*** Begin section ***

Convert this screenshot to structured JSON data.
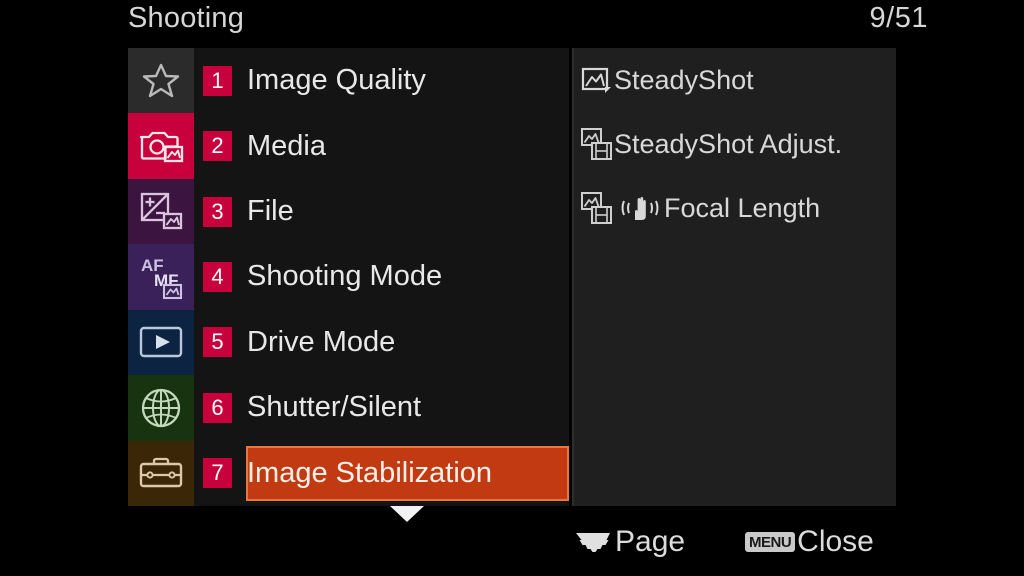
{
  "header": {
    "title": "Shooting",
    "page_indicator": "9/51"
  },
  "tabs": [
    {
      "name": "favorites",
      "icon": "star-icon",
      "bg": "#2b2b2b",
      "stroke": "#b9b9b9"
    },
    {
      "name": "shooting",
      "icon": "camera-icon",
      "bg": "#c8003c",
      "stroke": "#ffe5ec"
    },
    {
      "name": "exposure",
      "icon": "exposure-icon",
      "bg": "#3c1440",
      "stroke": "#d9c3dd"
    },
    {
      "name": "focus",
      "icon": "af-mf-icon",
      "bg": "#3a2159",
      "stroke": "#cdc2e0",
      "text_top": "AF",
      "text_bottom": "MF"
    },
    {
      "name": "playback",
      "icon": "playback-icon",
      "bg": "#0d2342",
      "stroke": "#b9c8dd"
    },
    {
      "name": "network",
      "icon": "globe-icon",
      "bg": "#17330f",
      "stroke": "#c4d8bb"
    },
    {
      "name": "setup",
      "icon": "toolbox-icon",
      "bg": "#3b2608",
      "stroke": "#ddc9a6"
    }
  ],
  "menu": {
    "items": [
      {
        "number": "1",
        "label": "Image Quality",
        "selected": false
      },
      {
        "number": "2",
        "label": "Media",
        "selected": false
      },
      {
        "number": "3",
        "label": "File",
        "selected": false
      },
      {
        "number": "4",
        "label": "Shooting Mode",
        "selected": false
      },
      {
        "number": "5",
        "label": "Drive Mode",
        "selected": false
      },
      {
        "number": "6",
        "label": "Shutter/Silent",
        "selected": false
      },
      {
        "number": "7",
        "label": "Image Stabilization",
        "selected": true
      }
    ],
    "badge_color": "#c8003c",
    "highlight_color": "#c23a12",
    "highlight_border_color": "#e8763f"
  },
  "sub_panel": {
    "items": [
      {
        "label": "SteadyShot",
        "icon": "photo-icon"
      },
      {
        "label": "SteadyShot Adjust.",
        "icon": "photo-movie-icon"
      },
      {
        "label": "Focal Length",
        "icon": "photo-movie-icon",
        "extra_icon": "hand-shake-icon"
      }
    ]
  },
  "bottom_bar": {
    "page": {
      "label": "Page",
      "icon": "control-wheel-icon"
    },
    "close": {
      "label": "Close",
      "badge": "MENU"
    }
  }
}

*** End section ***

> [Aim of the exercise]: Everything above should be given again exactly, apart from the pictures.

> [Answer to this task]:
Convert this screenshot to structured JSON data.
{
  "header": {
    "title": "Shooting",
    "page_indicator": "9/51"
  },
  "tabs": [
    {
      "name": "favorites",
      "icon": "star-icon",
      "bg": "#2b2b2b",
      "stroke": "#b9b9b9"
    },
    {
      "name": "shooting",
      "icon": "camera-icon",
      "bg": "#c8003c",
      "stroke": "#ffe5ec"
    },
    {
      "name": "exposure",
      "icon": "exposure-icon",
      "bg": "#3c1440",
      "stroke": "#d9c3dd"
    },
    {
      "name": "focus",
      "icon": "af-mf-icon",
      "bg": "#3a2159",
      "stroke": "#cdc2e0",
      "text_top": "AF",
      "text_bottom": "MF"
    },
    {
      "name": "playback",
      "icon": "playback-icon",
      "bg": "#0d2342",
      "stroke": "#b9c8dd"
    },
    {
      "name": "network",
      "icon": "globe-icon",
      "bg": "#17330f",
      "stroke": "#c4d8bb"
    },
    {
      "name": "setup",
      "icon": "toolbox-icon",
      "bg": "#3b2608",
      "stroke": "#ddc9a6"
    }
  ],
  "menu": {
    "items": [
      {
        "number": "1",
        "label": "Image Quality",
        "selected": false
      },
      {
        "number": "2",
        "label": "Media",
        "selected": false
      },
      {
        "number": "3",
        "label": "File",
        "selected": false
      },
      {
        "number": "4",
        "label": "Shooting Mode",
        "selected": false
      },
      {
        "number": "5",
        "label": "Drive Mode",
        "selected": false
      },
      {
        "number": "6",
        "label": "Shutter/Silent",
        "selected": false
      },
      {
        "number": "7",
        "label": "Image Stabilization",
        "selected": true
      }
    ],
    "badge_color": "#c8003c",
    "highlight_color": "#c23a12",
    "highlight_border_color": "#e8763f"
  },
  "sub_panel": {
    "items": [
      {
        "label": "SteadyShot",
        "icon": "photo-icon"
      },
      {
        "label": "SteadyShot Adjust.",
        "icon": "photo-movie-icon"
      },
      {
        "label": "Focal Length",
        "icon": "photo-movie-icon",
        "extra_icon": "hand-shake-icon"
      }
    ]
  },
  "bottom_bar": {
    "page": {
      "label": "Page",
      "icon": "control-wheel-icon"
    },
    "close": {
      "label": "Close",
      "badge": "MENU"
    }
  }
}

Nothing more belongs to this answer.